Magic Breakfast

Peter Cruddas Foundation helps Magic Breakfast schools go bananas for SATs week!

Magic Breakfast is currently the only children's charity physically delivering free food to primary schools, as well as parent education and Headteacher food coaching.

The charity has ambitious growth plans, aiming to provide breakfast for 10,000 school children every day across 250 breakfast clubs in the UK by the end of 2010. This equates to 2 million breakfasts a year, up from the current level of 300,000.

The Peter Cruddas Foundation gives priority to programmes designed to help disadvantaged and disengaged young people to pursue their education (including vocational) and more generally develop their potential whether through sport or recreation, voluntary programmes or otherwise.

According to a recent Joseph Rowntree report, 2.3m children in the UK will still be living in poverty by 2010 and, for one in everyfour children, the only hot meal they receive is at school. A healthy breakfast is key to a child's development and Magic Breakfast aims to ensure that no child starts the school day too hungry to learn.Magic Breakfast is aiming to grow to meet the urgent need expressed by primary schools. In London 52% of children live in income poverty.

Magic Breakfast is currently the only children's charity physically delivering free food to primary schools, as well as parent education and Headteacher food coaching.

The charity has ambitious growth plans, aiming to provide breakfast for 10,000 school children every day across 250 breakfast clubs in the UK by the end of 2010. This equates to 2 million breakfasts a year, up from the current level of 300,000.

Carmel McConnell, Founder and CEO of Magic Breakfast, said:

"We are delighted with this practical, generous support from the Peter Cruddas Foundation. The SATs exams place additional strain on our partner schools, where many children arrive at school under nourished. By giving each Year 6 child a banana, the Foundation has chosen one of the simplest ways to make an immediate and dramatic difference. Breakfast clubs in schools have been a huge success, giving pupils a healthy start to the day which improves their concentration and ability to learn.

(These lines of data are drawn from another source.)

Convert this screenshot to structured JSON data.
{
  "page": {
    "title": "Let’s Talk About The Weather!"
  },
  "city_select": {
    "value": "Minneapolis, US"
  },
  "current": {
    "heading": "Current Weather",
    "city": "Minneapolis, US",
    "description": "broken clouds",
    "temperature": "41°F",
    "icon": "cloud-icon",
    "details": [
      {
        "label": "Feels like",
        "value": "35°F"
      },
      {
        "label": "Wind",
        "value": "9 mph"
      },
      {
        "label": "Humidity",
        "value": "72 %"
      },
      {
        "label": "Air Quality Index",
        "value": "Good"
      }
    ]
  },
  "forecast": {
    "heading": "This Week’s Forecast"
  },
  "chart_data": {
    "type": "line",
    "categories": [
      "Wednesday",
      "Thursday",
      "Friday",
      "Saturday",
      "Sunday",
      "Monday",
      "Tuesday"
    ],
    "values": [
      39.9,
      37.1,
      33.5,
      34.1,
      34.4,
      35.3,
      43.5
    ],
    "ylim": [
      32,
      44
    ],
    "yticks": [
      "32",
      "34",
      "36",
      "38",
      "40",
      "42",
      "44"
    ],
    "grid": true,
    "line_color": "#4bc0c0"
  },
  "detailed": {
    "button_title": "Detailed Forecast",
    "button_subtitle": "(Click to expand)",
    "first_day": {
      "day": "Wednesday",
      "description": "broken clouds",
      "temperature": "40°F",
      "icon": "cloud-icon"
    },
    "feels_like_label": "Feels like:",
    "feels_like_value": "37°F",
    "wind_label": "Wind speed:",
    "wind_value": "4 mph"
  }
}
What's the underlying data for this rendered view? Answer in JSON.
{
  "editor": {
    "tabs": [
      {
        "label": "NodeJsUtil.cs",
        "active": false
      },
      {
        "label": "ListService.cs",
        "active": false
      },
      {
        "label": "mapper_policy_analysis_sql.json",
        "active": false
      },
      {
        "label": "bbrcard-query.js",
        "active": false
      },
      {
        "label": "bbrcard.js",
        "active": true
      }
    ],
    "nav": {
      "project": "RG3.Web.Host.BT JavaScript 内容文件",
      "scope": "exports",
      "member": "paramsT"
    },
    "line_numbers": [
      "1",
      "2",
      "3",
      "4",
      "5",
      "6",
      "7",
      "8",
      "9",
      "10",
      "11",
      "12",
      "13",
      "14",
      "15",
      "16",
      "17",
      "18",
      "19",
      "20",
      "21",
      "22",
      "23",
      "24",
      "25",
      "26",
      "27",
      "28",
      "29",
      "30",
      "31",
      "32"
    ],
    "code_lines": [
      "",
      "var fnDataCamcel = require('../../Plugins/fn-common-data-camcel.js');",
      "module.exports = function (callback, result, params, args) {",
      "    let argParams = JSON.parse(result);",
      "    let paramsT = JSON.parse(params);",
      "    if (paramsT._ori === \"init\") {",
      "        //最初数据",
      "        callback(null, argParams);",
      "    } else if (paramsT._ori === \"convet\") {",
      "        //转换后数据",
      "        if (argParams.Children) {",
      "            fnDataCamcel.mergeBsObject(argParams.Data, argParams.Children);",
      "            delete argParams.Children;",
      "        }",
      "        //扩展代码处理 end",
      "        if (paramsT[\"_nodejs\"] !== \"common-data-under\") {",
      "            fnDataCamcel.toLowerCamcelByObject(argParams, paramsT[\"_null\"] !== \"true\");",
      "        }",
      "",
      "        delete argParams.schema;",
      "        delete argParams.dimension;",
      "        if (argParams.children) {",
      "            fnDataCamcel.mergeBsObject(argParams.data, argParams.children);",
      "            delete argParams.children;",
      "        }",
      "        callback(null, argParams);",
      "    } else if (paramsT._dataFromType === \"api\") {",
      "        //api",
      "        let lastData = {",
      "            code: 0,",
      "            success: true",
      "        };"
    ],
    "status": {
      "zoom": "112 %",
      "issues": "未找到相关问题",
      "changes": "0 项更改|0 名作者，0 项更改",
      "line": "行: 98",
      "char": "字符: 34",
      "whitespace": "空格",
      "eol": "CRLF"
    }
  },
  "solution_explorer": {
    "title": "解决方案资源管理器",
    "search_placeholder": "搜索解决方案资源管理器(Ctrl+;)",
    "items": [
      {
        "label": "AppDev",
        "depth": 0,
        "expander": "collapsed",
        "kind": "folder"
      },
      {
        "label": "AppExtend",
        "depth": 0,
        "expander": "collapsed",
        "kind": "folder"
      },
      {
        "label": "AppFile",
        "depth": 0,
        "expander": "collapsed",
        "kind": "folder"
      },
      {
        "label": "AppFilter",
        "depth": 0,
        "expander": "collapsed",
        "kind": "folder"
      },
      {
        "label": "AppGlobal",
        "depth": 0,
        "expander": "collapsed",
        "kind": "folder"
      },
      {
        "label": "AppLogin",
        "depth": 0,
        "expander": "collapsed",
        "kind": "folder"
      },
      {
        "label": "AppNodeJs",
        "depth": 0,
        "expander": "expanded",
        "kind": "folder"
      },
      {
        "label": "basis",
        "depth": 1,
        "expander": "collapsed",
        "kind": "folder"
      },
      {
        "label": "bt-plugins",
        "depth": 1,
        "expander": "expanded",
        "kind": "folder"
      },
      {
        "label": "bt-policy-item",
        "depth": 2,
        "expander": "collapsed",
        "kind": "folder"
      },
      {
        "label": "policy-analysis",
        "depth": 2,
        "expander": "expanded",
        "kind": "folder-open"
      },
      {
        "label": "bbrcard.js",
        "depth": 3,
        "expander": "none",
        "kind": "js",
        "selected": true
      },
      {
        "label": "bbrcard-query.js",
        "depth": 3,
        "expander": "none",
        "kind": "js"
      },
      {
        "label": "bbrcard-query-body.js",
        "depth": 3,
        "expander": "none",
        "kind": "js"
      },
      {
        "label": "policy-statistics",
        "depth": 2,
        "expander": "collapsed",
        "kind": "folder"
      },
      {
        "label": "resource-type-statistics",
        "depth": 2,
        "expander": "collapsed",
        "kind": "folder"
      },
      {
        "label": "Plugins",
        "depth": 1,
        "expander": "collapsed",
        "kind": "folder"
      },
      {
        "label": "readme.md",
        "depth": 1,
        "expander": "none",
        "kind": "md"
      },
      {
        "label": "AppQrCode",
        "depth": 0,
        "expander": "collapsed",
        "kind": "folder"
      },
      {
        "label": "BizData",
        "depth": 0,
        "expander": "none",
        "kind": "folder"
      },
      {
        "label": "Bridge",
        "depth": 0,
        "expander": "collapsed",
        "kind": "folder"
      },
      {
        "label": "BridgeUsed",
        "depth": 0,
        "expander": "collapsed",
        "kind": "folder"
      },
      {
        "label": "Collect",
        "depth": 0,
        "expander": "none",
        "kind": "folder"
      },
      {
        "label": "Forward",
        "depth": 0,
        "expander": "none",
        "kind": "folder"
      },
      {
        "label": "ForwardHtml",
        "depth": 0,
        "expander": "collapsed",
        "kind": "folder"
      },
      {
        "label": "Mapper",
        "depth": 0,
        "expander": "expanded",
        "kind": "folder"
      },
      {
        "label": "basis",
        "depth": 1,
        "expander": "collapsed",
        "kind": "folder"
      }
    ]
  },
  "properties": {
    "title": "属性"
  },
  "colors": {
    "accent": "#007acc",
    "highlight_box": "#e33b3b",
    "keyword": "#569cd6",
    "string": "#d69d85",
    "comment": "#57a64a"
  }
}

Magic Breakfast was started by Carmel McConnell. In 2000, while researching her book, "Change Activist", she became aware of the issues surrounding child poverty. As a result, in 2001, she started delivering breakfasts to six schools in Hackney. Magic Breakfast now delivers breakfast to 40 schools across London and Yorkshire. This it is hoped will increase to 250 schools by 2010.

The charity won Guardian charity of the Year in 2005, and Carmel McConnell was named Social Entrepreneur of the Year in 2008 (New Statesman/Edge)

According to the official government classification, any household with children where the parents have an income of less than 60% of British median income is classified as "in poverty". Currently, for a family with two children, this stands at 283.20 a week, after housing has been paid for.

According to government figures, half of the pupils below the poverty line get no free school meal because the income threshold to qualify for free meals is lower than the current level used to define poverty.

Magic Breakfast is committed to the long-term sustainability of breakfast clubs and is looking at innovative ways to help schools fund the breakfast clubs themselves. It costs Magic Breakfast 2,000 to support a breakfast club for a whole year.

For further information visit www.magicbreakfast.com

arrow
Magic Breakfast